App and web page records
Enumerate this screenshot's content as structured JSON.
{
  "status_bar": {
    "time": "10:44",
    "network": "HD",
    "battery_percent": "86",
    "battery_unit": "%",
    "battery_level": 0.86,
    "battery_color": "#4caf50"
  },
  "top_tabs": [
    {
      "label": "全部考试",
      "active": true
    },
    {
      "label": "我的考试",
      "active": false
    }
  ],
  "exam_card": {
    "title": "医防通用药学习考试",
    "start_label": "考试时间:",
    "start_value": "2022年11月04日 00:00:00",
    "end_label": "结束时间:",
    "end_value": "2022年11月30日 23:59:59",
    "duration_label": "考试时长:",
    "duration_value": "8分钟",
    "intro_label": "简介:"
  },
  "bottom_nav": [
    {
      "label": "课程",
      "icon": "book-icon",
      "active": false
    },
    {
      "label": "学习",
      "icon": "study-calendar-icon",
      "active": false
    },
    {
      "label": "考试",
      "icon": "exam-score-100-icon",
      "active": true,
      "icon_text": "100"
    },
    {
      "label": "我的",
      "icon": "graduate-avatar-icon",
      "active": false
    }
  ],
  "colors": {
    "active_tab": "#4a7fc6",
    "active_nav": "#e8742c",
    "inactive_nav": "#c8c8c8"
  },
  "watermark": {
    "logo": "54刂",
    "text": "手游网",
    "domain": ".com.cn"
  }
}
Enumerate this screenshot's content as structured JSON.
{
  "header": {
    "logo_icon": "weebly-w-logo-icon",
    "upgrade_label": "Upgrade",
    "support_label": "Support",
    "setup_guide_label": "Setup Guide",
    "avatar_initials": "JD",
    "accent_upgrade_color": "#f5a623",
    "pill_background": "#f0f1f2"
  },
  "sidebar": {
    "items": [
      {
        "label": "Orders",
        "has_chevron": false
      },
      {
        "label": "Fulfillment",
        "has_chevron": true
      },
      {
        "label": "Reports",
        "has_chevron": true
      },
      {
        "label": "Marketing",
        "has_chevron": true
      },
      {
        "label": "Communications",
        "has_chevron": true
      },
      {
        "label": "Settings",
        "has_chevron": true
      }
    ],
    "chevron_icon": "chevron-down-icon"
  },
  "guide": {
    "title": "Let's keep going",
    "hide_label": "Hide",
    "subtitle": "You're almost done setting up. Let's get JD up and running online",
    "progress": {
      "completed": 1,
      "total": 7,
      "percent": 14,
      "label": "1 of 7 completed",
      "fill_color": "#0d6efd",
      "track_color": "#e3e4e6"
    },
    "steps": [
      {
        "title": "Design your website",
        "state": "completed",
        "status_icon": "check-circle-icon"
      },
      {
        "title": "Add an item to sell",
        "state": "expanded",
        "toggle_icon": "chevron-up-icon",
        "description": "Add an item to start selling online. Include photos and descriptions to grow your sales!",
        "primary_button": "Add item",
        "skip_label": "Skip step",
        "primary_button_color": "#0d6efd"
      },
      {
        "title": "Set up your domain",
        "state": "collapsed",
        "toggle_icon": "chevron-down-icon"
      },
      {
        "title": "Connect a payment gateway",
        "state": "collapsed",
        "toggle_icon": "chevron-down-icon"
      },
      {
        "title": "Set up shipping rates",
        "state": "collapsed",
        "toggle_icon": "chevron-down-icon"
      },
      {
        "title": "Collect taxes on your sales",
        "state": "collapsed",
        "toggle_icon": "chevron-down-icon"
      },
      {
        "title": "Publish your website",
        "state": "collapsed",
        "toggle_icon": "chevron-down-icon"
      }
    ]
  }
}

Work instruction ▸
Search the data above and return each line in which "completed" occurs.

Output for this task ▸
      "completed": 1,
      "label": "1 of 7 completed",
        "state": "completed",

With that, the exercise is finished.